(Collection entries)
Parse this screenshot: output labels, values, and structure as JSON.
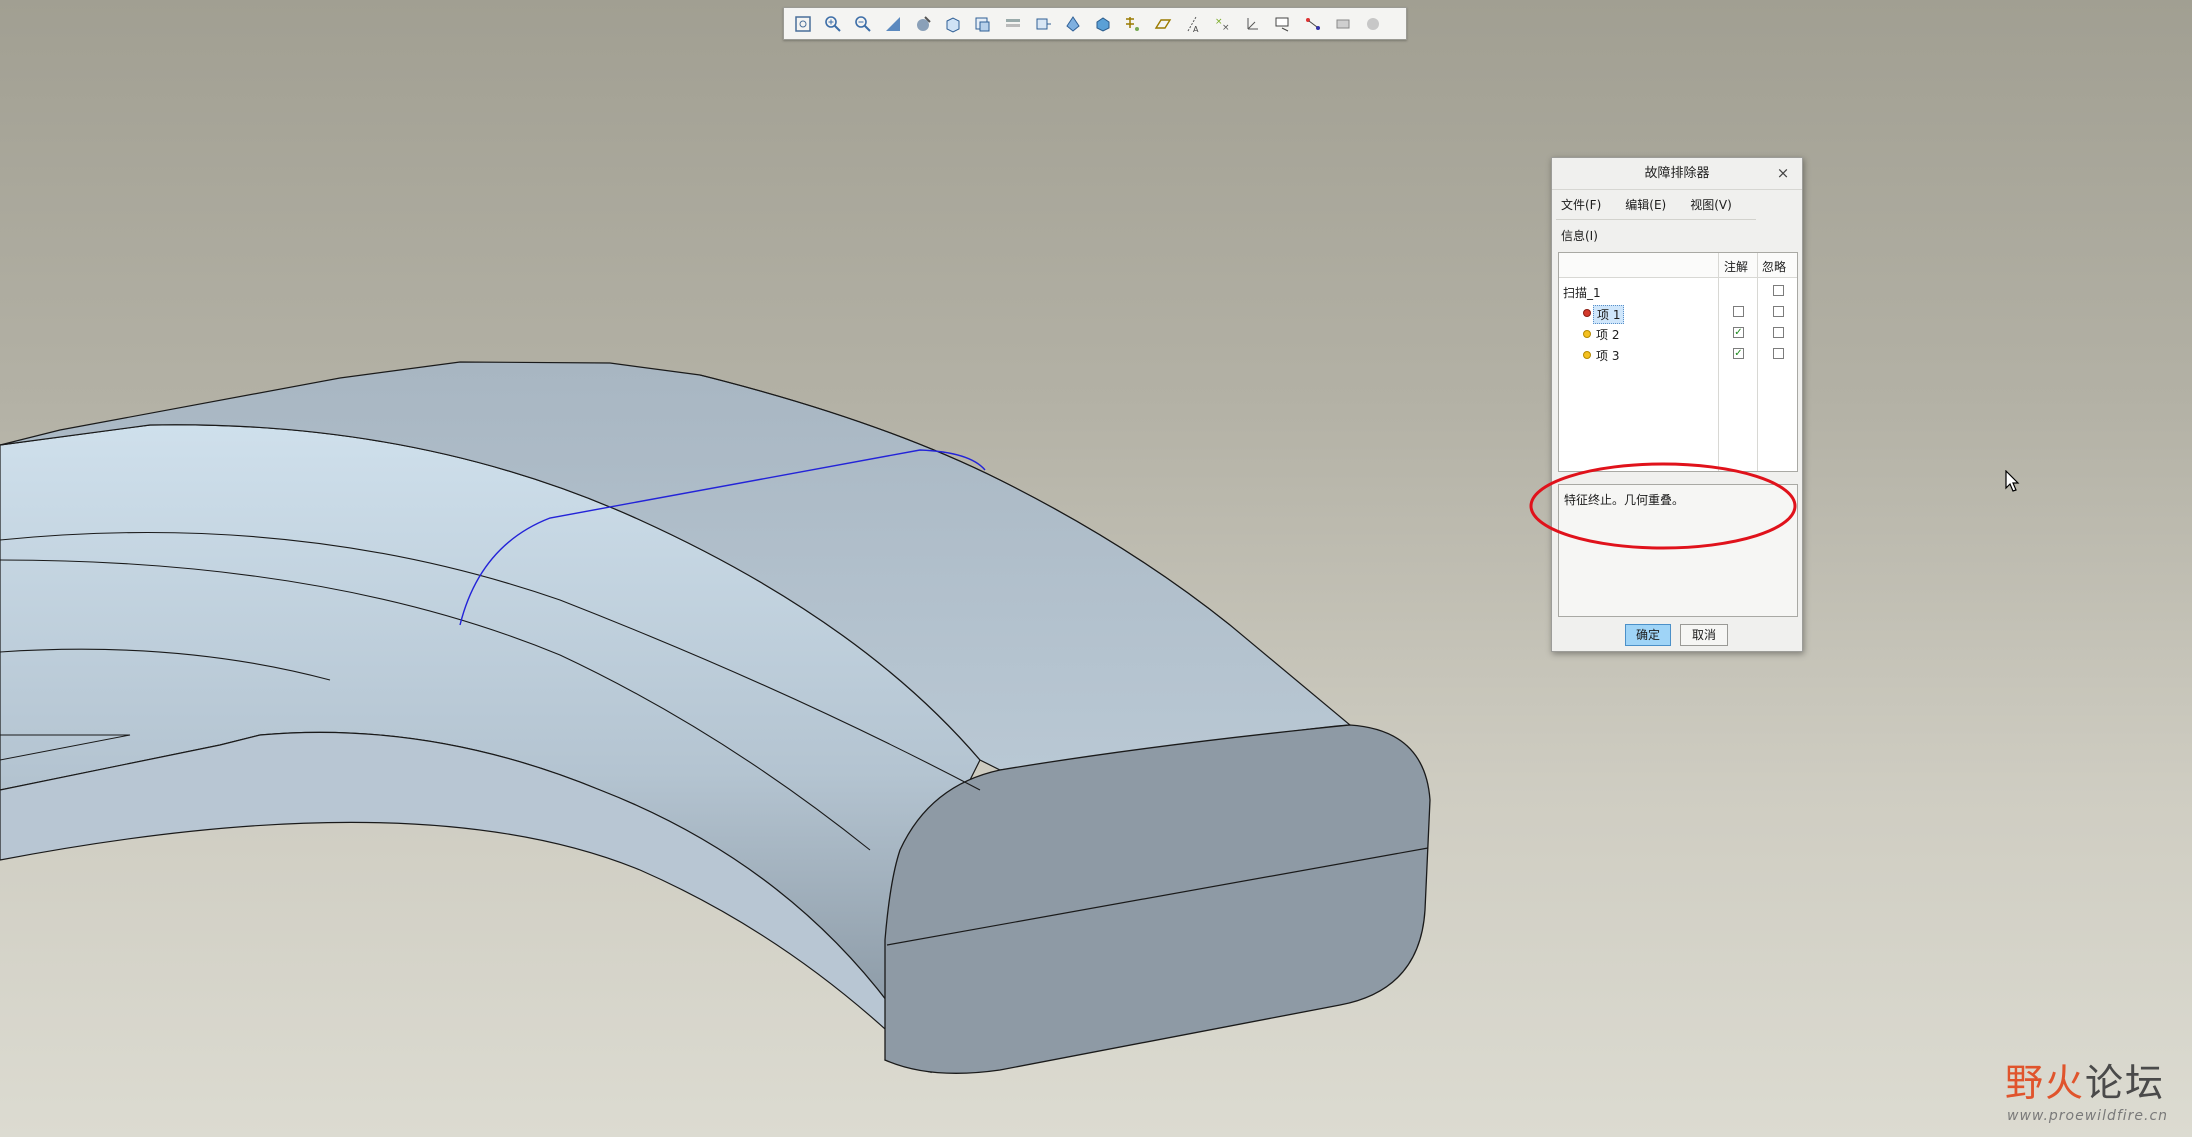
{
  "toolbar": {
    "icons": [
      "refit-icon",
      "zoom-in-icon",
      "zoom-out-icon",
      "repaint-icon",
      "shading-style-icon",
      "saved-orientations-icon",
      "view-manager-icon",
      "layer-icon",
      "spin-center-icon",
      "appearance-icon",
      "display-style-icon",
      "datum-display-icon",
      "plane-display-icon",
      "axis-display-icon",
      "point-display-icon",
      "csys-display-icon",
      "annotation-display-icon",
      "spin-icon",
      "perspective-icon",
      "help-icon"
    ]
  },
  "dialog": {
    "title": "故障排除器",
    "close": "×",
    "menus": [
      "文件(F)",
      "编辑(E)",
      "视图(V)"
    ],
    "menu_info": "信息(I)",
    "columns": {
      "note": "注解",
      "ignore": "忽略"
    },
    "tree": {
      "root": "扫描_1",
      "items": [
        {
          "label": "项 1",
          "status": "error",
          "note": false,
          "ignore": false
        },
        {
          "label": "项 2",
          "status": "warning",
          "note": true,
          "ignore": false
        },
        {
          "label": "项 3",
          "status": "warning",
          "note": true,
          "ignore": false
        }
      ],
      "root_ignore": false
    },
    "message": "特征终止。几何重叠。",
    "ok": "确定",
    "cancel": "取消"
  },
  "watermark": {
    "title_first": "野火",
    "title_rest": "论坛",
    "url": "www.proewildfire.cn"
  },
  "colors": {
    "highlight_ellipse": "#e0121b",
    "model_face": "#b7c6d2",
    "model_end": "#8f9aa4",
    "selection_edge": "#2323d8",
    "error_bullet": "#d43a2c",
    "warning_bullet": "#f4c020"
  }
}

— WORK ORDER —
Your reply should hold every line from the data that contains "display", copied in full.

— ANSWER SPACE —
      "display-style-icon",
      "datum-display-icon",
      "plane-display-icon",
      "axis-display-icon",
      "point-display-icon",
      "csys-display-icon",
      "annotation-display-icon",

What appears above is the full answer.